Work order: Extract the data exactly, missing nothing.

Task data:
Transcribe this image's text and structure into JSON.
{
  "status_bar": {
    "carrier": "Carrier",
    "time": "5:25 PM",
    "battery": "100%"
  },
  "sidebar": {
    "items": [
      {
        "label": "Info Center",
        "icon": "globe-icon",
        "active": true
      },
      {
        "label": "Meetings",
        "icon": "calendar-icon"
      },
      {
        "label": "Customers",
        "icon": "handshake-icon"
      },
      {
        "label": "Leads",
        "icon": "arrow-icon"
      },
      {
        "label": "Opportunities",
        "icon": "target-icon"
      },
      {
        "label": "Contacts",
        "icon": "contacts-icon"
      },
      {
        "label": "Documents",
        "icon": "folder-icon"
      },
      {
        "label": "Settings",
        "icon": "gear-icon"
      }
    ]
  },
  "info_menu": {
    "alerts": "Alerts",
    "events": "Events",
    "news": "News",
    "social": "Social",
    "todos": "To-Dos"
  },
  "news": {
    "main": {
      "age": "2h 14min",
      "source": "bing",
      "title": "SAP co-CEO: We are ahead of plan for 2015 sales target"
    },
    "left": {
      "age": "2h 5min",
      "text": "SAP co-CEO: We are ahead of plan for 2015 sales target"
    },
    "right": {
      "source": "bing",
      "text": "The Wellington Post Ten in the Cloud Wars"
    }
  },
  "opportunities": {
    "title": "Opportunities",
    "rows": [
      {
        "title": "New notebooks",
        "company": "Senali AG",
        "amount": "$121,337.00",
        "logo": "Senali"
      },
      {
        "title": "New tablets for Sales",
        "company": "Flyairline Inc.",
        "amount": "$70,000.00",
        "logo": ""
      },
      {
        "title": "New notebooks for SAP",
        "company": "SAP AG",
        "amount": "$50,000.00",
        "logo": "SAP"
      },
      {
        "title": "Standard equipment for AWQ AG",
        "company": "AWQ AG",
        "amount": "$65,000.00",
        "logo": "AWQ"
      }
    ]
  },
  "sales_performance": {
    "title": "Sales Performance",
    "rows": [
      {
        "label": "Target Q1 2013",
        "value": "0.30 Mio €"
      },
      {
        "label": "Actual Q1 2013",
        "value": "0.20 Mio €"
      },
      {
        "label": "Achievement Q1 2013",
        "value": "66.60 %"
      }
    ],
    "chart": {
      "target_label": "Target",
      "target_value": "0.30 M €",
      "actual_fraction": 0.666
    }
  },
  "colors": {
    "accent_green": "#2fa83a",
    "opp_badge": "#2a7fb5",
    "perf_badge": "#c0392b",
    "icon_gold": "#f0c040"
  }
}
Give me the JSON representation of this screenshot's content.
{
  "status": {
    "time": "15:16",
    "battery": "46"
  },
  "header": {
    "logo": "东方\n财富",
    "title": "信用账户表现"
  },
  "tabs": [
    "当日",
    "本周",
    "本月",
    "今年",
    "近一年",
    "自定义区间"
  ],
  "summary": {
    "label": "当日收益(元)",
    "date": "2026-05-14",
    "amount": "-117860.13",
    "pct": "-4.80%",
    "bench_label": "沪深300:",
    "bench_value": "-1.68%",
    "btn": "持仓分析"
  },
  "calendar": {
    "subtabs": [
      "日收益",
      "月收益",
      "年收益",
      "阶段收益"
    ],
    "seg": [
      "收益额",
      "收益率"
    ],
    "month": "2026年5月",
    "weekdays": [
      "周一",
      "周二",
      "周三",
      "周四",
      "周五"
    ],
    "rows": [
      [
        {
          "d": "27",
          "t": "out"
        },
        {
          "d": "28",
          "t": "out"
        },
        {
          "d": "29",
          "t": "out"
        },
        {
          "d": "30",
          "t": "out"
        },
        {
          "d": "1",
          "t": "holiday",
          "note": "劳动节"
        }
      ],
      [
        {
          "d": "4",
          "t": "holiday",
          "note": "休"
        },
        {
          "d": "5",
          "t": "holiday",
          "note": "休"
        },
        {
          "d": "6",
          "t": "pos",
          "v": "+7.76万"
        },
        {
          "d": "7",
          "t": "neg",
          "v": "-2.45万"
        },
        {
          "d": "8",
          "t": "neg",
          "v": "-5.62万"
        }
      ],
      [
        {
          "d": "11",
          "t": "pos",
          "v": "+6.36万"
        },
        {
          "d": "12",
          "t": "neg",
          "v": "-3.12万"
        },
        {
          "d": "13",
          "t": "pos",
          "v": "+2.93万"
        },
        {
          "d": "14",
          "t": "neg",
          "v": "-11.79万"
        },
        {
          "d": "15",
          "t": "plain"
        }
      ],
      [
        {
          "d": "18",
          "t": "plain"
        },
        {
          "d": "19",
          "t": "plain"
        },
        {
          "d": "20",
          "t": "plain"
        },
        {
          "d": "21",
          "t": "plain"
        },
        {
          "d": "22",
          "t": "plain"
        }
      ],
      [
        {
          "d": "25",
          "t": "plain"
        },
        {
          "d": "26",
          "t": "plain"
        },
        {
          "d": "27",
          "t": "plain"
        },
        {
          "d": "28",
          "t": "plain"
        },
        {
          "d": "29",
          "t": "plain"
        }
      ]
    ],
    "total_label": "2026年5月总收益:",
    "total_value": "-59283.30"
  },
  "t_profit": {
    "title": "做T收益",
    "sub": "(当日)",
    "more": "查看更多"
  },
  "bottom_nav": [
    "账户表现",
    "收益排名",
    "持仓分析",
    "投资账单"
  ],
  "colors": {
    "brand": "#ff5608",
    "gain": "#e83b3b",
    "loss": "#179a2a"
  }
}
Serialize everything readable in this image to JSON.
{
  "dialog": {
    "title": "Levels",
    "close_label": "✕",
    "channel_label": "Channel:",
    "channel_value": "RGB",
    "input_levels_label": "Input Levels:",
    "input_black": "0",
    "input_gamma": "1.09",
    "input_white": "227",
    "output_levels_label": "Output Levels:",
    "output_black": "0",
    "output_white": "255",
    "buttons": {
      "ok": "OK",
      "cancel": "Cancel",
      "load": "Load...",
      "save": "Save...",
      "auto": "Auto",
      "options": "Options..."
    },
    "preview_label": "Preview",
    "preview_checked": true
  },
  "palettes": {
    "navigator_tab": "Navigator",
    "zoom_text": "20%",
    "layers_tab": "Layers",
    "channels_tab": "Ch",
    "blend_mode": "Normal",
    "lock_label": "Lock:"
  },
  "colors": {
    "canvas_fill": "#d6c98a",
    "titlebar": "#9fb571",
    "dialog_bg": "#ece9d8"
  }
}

Problem solution:
Transcribe this image's text and structure into JSON.
{
  "status_bar": {
    "carrier": "Carrier",
    "time": "5:25 PM",
    "battery": "100%"
  },
  "sidebar": {
    "items": [
      {
        "label": "Info Center",
        "icon": "globe-icon",
        "active": true
      },
      {
        "label": "Meetings",
        "icon": "calendar-icon"
      },
      {
        "label": "Customers",
        "icon": "handshake-icon"
      },
      {
        "label": "Leads",
        "icon": "arrow-icon"
      },
      {
        "label": "Opportunities",
        "icon": "target-icon"
      },
      {
        "label": "Contacts",
        "icon": "contacts-icon"
      },
      {
        "label": "Documents",
        "icon": "folder-icon"
      },
      {
        "label": "Settings",
        "icon": "gear-icon"
      }
    ]
  },
  "info_menu": {
    "alerts": "Alerts",
    "events": "Events",
    "news": "News",
    "social": "Social",
    "todos": "To-Dos"
  },
  "news": {
    "main": {
      "age": "2h 14min",
      "source": "bing",
      "title": "SAP co-CEO: We are ahead of plan for 2015 sales target"
    },
    "left": {
      "age": "2h 5min",
      "text": "SAP co-CEO: We are ahead of plan for 2015 sales target"
    },
    "right": {
      "source": "bing",
      "text": "The Wellington Post Ten in the Cloud Wars"
    }
  },
  "opportunities": {
    "title": "Opportunities",
    "rows": [
      {
        "title": "New notebooks",
        "company": "Senali AG",
        "amount": "$121,337.00",
        "logo": "Senali"
      },
      {
        "title": "New tablets for Sales",
        "company": "Flyairline Inc.",
        "amount": "$70,000.00",
        "logo": ""
      },
      {
        "title": "New notebooks for SAP",
        "company": "SAP AG",
        "amount": "$50,000.00",
        "logo": "SAP"
      },
      {
        "title": "Standard equipment for AWQ AG",
        "company": "AWQ AG",
        "amount": "$65,000.00",
        "logo": "AWQ"
      }
    ]
  },
  "sales_performance": {
    "title": "Sales Performance",
    "rows": [
      {
        "label": "Target Q1 2013",
        "value": "0.30 Mio €"
      },
      {
        "label": "Actual Q1 2013",
        "value": "0.20 Mio €"
      },
      {
        "label": "Achievement Q1 2013",
        "value": "66.60 %"
      }
    ],
    "chart": {
      "target_label": "Target",
      "target_value": "0.30 M €",
      "actual_fraction": 0.666
    }
  },
  "colors": {
    "accent_green": "#2fa83a",
    "opp_badge": "#2a7fb5",
    "perf_badge": "#c0392b",
    "icon_gold": "#f0c040"
  }
}
Give me the JSON representation of this screenshot's content.
{
  "status": {
    "time": "15:16",
    "battery": "46"
  },
  "header": {
    "logo": "东方\n财富",
    "title": "信用账户表现"
  },
  "tabs": [
    "当日",
    "本周",
    "本月",
    "今年",
    "近一年",
    "自定义区间"
  ],
  "summary": {
    "label": "当日收益(元)",
    "date": "2026-05-14",
    "amount": "-117860.13",
    "pct": "-4.80%",
    "bench_label": "沪深300:",
    "bench_value": "-1.68%",
    "btn": "持仓分析"
  },
  "calendar": {
    "subtabs": [
      "日收益",
      "月收益",
      "年收益",
      "阶段收益"
    ],
    "seg": [
      "收益额",
      "收益率"
    ],
    "month": "2026年5月",
    "weekdays": [
      "周一",
      "周二",
      "周三",
      "周四",
      "周五"
    ],
    "rows": [
      [
        {
          "d": "27",
          "t": "out"
        },
        {
          "d": "28",
          "t": "out"
        },
        {
          "d": "29",
          "t": "out"
        },
        {
          "d": "30",
          "t": "out"
        },
        {
          "d": "1",
          "t": "holiday",
          "note": "劳动节"
        }
      ],
      [
        {
          "d": "4",
          "t": "holiday",
          "note": "休"
        },
        {
          "d": "5",
          "t": "holiday",
          "note": "休"
        },
        {
          "d": "6",
          "t": "pos",
          "v": "+7.76万"
        },
        {
          "d": "7",
          "t": "neg",
          "v": "-2.45万"
        },
        {
          "d": "8",
          "t": "neg",
          "v": "-5.62万"
        }
      ],
      [
        {
          "d": "11",
          "t": "pos",
          "v": "+6.36万"
        },
        {
          "d": "12",
          "t": "neg",
          "v": "-3.12万"
        },
        {
          "d": "13",
          "t": "pos",
          "v": "+2.93万"
        },
        {
          "d": "14",
          "t": "neg",
          "v": "-11.79万"
        },
        {
          "d": "15",
          "t": "plain"
        }
      ],
      [
        {
          "d": "18",
          "t": "plain"
        },
        {
          "d": "19",
          "t": "plain"
        },
        {
          "d": "20",
          "t": "plain"
        },
        {
          "d": "21",
          "t": "plain"
        },
        {
          "d": "22",
          "t": "plain"
        }
      ],
      [
        {
          "d": "25",
          "t": "plain"
        },
        {
          "d": "26",
          "t": "plain"
        },
        {
          "d": "27",
          "t": "plain"
        },
        {
          "d": "28",
          "t": "plain"
        },
        {
          "d": "29",
          "t": "plain"
        }
      ]
    ],
    "total_label": "2026年5月总收益:",
    "total_value": "-59283.30"
  },
  "t_profit": {
    "title": "做T收益",
    "sub": "(当日)",
    "more": "查看更多"
  },
  "bottom_nav": [
    "账户表现",
    "收益排名",
    "持仓分析",
    "投资账单"
  ],
  "colors": {
    "brand": "#ff5608",
    "gain": "#e83b3b",
    "loss": "#179a2a"
  }
}
Serialize everything readable in this image to JSON.
{
  "dialog": {
    "title": "Levels",
    "close_label": "✕",
    "channel_label": "Channel:",
    "channel_value": "RGB",
    "input_levels_label": "Input Levels:",
    "input_black": "0",
    "input_gamma": "1.09",
    "input_white": "227",
    "output_levels_label": "Output Levels:",
    "output_black": "0",
    "output_white": "255",
    "buttons": {
      "ok": "OK",
      "cancel": "Cancel",
      "load": "Load...",
      "save": "Save...",
      "auto": "Auto",
      "options": "Options..."
    },
    "preview_label": "Preview",
    "preview_checked": true
  },
  "palettes": {
    "navigator_tab": "Navigator",
    "zoom_text": "20%",
    "layers_tab": "Layers",
    "channels_tab": "Ch",
    "blend_mode": "Normal",
    "lock_label": "Lock:"
  },
  "colors": {
    "canvas_fill": "#d6c98a",
    "titlebar": "#9fb571",
    "dialog_bg": "#ece9d8"
  }
}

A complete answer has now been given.